======== INFORMATION SUPPLIED ========

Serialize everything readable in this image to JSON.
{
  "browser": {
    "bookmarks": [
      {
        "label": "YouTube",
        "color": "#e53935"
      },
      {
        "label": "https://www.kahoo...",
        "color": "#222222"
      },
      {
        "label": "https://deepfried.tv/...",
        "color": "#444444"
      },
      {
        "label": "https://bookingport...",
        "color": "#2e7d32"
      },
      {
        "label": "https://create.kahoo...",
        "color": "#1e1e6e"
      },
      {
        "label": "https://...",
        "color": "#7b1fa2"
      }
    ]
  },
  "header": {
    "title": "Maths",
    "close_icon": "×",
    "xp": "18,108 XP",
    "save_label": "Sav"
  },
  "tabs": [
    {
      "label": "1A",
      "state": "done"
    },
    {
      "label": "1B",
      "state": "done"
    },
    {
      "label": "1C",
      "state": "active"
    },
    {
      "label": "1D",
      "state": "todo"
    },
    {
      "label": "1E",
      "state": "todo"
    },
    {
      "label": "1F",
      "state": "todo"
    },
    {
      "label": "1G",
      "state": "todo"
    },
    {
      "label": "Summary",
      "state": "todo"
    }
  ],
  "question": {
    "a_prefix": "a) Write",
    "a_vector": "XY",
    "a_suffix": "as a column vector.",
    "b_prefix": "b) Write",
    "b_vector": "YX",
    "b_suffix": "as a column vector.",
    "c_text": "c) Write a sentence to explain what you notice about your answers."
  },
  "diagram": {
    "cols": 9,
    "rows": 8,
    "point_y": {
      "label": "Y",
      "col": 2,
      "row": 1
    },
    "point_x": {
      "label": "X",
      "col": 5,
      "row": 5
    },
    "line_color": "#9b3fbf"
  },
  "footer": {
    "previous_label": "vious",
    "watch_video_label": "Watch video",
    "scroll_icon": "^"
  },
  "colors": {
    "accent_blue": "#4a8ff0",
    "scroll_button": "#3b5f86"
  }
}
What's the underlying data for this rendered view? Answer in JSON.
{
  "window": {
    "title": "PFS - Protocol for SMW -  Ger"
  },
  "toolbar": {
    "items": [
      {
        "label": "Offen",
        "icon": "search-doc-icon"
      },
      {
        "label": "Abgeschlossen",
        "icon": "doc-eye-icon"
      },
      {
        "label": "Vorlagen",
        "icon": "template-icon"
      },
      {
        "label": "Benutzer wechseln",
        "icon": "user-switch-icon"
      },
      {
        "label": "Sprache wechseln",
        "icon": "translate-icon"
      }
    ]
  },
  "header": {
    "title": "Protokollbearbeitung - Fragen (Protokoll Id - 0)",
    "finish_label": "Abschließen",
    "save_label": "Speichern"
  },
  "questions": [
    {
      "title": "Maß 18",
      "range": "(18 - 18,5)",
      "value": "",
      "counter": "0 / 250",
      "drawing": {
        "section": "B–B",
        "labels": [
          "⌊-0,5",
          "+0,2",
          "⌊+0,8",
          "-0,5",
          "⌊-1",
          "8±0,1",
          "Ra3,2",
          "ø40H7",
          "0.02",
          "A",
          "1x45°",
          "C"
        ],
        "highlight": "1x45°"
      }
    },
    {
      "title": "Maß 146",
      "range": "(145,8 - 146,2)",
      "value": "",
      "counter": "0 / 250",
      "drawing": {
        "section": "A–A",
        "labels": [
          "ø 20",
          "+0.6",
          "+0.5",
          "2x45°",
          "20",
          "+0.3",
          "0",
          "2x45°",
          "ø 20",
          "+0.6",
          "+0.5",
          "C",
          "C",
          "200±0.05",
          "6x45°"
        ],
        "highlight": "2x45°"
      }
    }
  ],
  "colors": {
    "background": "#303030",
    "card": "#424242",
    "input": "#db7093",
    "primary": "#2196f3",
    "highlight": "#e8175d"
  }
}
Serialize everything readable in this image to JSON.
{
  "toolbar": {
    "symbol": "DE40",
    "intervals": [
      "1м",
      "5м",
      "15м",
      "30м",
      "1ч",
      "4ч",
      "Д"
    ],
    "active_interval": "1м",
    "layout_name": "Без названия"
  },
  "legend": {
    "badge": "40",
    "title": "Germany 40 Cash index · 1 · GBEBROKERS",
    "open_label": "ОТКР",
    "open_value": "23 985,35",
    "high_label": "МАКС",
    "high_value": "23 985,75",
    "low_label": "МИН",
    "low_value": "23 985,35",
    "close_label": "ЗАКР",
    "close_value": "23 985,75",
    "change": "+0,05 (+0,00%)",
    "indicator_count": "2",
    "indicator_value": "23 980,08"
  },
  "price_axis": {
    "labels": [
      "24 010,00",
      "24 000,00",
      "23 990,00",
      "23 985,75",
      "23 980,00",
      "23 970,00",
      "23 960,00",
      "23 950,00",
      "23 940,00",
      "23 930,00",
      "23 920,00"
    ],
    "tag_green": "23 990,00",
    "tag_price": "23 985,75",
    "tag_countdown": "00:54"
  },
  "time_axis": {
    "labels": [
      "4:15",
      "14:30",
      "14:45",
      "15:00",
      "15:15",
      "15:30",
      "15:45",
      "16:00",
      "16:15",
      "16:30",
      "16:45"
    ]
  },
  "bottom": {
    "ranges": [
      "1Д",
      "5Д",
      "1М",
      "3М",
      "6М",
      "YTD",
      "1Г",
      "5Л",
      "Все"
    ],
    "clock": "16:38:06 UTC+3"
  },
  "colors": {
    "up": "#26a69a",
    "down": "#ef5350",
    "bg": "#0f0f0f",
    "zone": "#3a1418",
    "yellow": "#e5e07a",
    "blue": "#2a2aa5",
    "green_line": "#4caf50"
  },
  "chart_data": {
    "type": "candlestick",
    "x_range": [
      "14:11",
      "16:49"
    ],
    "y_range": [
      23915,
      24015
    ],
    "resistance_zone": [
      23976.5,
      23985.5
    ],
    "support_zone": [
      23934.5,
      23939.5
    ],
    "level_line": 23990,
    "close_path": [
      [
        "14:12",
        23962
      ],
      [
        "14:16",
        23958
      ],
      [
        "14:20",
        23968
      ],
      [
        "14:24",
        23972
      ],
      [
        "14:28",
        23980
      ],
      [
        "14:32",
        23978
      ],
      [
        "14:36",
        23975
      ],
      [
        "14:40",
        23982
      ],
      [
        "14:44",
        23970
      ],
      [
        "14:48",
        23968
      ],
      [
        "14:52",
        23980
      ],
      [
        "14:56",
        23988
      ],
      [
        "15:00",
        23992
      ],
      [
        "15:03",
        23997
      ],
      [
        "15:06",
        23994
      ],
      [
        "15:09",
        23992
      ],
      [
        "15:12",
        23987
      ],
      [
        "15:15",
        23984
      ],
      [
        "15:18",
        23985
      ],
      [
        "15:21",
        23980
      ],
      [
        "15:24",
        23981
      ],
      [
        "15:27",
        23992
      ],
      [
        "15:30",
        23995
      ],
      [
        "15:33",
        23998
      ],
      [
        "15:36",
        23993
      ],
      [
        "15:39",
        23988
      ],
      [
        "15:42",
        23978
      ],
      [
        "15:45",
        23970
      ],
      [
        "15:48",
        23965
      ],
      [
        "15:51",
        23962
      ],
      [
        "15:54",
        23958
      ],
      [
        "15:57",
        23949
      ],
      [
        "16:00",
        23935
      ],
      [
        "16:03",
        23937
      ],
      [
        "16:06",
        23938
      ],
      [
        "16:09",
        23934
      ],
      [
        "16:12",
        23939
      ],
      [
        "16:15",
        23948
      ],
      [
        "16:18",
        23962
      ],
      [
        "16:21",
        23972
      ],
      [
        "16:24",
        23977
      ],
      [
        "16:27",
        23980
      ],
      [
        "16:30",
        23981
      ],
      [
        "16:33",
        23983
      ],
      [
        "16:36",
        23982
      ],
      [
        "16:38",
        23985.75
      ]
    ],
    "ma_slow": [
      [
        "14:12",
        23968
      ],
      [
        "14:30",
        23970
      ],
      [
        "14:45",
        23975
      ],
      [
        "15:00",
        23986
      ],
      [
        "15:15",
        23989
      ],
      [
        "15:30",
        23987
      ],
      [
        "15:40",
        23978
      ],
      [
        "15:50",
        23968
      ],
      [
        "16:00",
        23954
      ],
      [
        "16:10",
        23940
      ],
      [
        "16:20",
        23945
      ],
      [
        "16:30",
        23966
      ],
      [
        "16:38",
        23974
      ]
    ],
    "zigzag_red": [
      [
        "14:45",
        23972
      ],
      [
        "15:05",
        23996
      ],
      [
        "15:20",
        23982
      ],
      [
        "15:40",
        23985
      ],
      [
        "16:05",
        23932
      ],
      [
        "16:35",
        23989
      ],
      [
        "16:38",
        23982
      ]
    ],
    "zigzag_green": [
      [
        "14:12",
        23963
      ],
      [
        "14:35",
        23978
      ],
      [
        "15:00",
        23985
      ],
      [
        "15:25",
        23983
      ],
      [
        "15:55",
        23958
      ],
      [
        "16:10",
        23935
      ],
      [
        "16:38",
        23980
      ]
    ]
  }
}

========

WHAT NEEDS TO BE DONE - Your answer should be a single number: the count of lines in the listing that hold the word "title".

SOLUTION - 6